• **DATA FOR REVIEW**
§
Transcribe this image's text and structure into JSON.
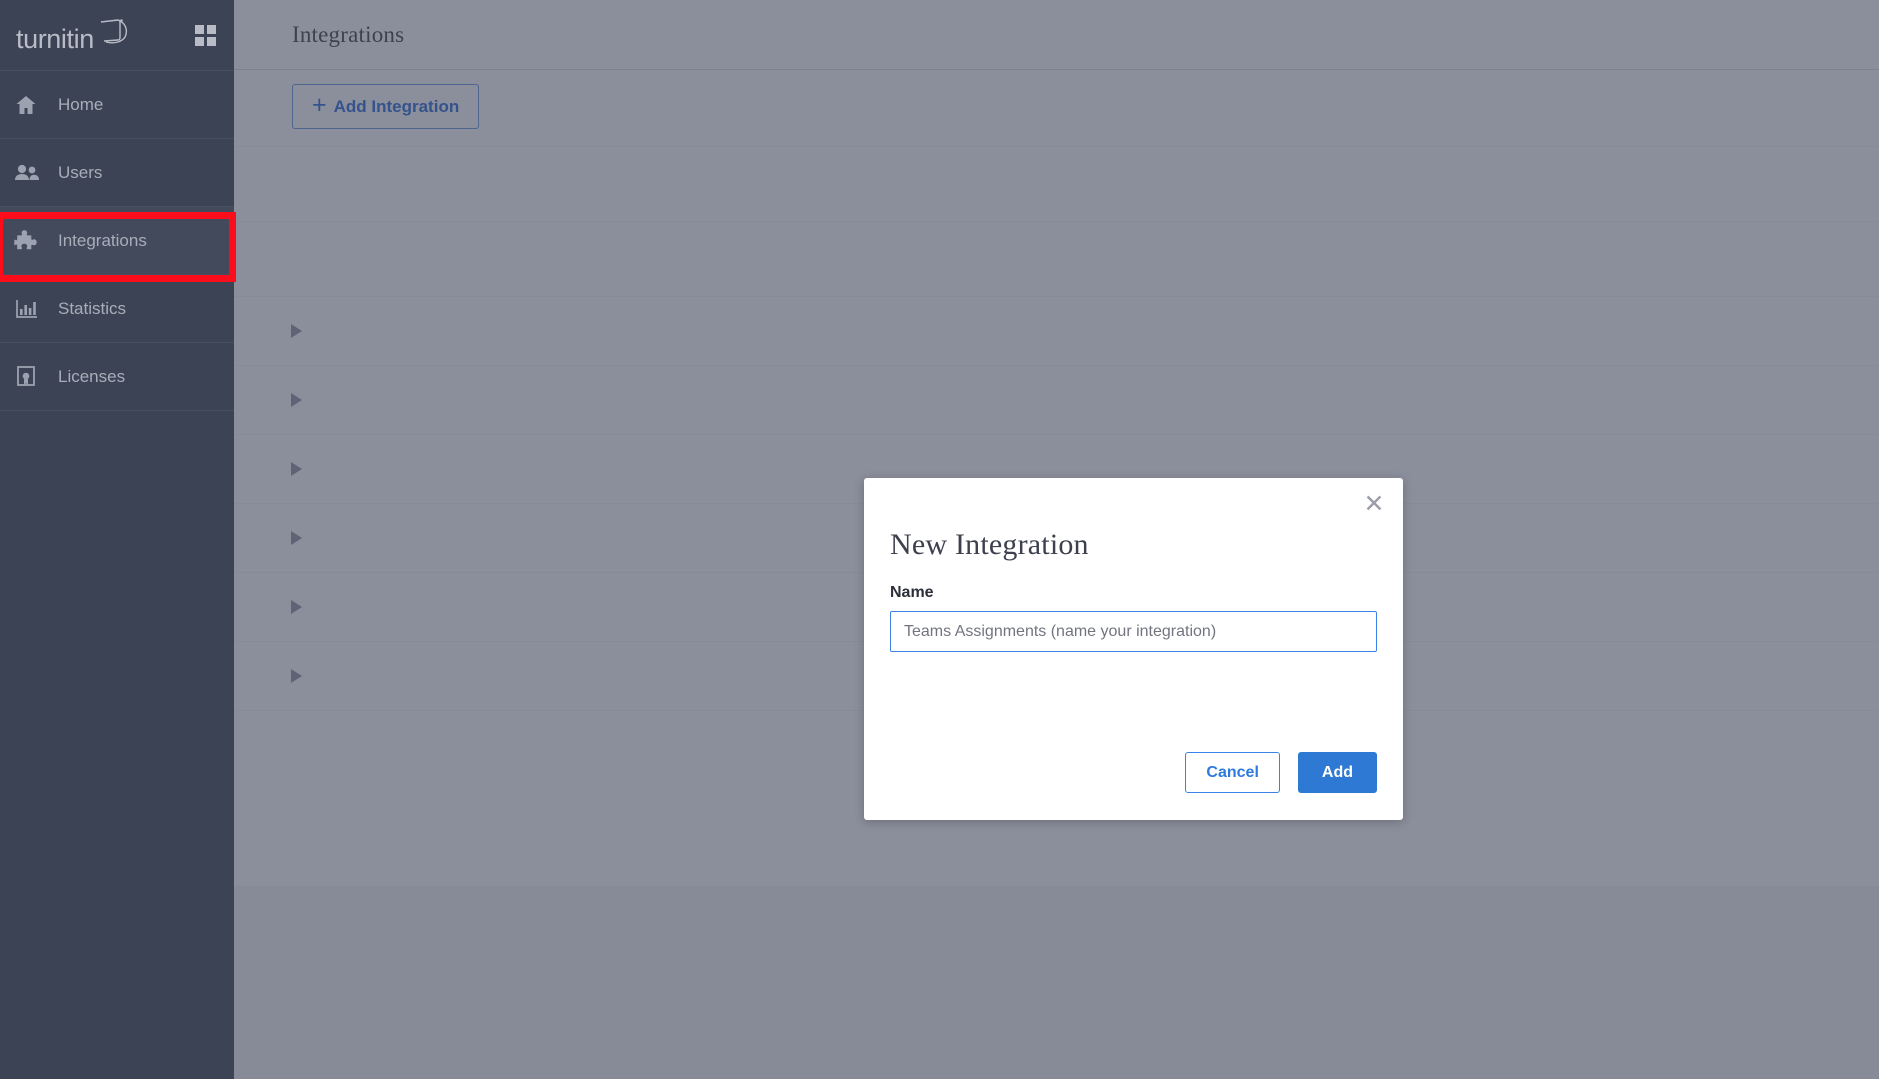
{
  "brand": {
    "name": "turnitin",
    "apps_icon": "grid-apps-icon",
    "logo_mark": "turnitin-swoosh-icon"
  },
  "sidebar": {
    "items": [
      {
        "label": "Home",
        "icon": "home-icon",
        "active": false
      },
      {
        "label": "Users",
        "icon": "users-icon",
        "active": false
      },
      {
        "label": "Integrations",
        "icon": "puzzle-piece-icon",
        "active": true
      },
      {
        "label": "Statistics",
        "icon": "bar-chart-icon",
        "active": false
      },
      {
        "label": "Licenses",
        "icon": "certificate-icon",
        "active": false
      }
    ],
    "highlight_color": "#fc0d1b",
    "background_color": "#3c4354",
    "active_background_color": "#434a5c"
  },
  "header": {
    "title": "Integrations"
  },
  "toolbar": {
    "add_integration_label": "Add Integration",
    "add_integration_icon": "plus-icon"
  },
  "list": {
    "rows": [
      {
        "caret": false,
        "caret_icon": ""
      },
      {
        "caret": false,
        "caret_icon": ""
      },
      {
        "caret": true,
        "caret_icon": "caret-right-icon"
      },
      {
        "caret": true,
        "caret_icon": "caret-right-icon"
      },
      {
        "caret": true,
        "caret_icon": "caret-right-icon"
      },
      {
        "caret": true,
        "caret_icon": "caret-right-icon"
      },
      {
        "caret": true,
        "caret_icon": "caret-right-icon"
      },
      {
        "caret": true,
        "caret_icon": "caret-right-icon"
      }
    ]
  },
  "modal": {
    "title": "New Integration",
    "close_icon": "close-x-icon",
    "name_label": "Name",
    "name_value": "",
    "name_placeholder": "Teams Assignments (name your integration)",
    "cancel_label": "Cancel",
    "add_label": "Add",
    "primary_color": "#2d79d4",
    "border_color": "#3b82e8"
  }
}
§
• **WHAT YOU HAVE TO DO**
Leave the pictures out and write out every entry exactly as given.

• **WRITTEN SOLUTION**
Transcribe this image's text and structure into JSON.
{
  "brand": {
    "name": "turnitin",
    "apps_icon": "grid-apps-icon",
    "logo_mark": "turnitin-swoosh-icon"
  },
  "sidebar": {
    "items": [
      {
        "label": "Home",
        "icon": "home-icon",
        "active": false
      },
      {
        "label": "Users",
        "icon": "users-icon",
        "active": false
      },
      {
        "label": "Integrations",
        "icon": "puzzle-piece-icon",
        "active": true
      },
      {
        "label": "Statistics",
        "icon": "bar-chart-icon",
        "active": false
      },
      {
        "label": "Licenses",
        "icon": "certificate-icon",
        "active": false
      }
    ],
    "highlight_color": "#fc0d1b",
    "background_color": "#3c4354",
    "active_background_color": "#434a5c"
  },
  "header": {
    "title": "Integrations"
  },
  "toolbar": {
    "add_integration_label": "Add Integration",
    "add_integration_icon": "plus-icon"
  },
  "list": {
    "rows": [
      {
        "caret": false,
        "caret_icon": ""
      },
      {
        "caret": false,
        "caret_icon": ""
      },
      {
        "caret": true,
        "caret_icon": "caret-right-icon"
      },
      {
        "caret": true,
        "caret_icon": "caret-right-icon"
      },
      {
        "caret": true,
        "caret_icon": "caret-right-icon"
      },
      {
        "caret": true,
        "caret_icon": "caret-right-icon"
      },
      {
        "caret": true,
        "caret_icon": "caret-right-icon"
      },
      {
        "caret": true,
        "caret_icon": "caret-right-icon"
      }
    ]
  },
  "modal": {
    "title": "New Integration",
    "close_icon": "close-x-icon",
    "name_label": "Name",
    "name_value": "",
    "name_placeholder": "Teams Assignments (name your integration)",
    "cancel_label": "Cancel",
    "add_label": "Add",
    "primary_color": "#2d79d4",
    "border_color": "#3b82e8"
  }
}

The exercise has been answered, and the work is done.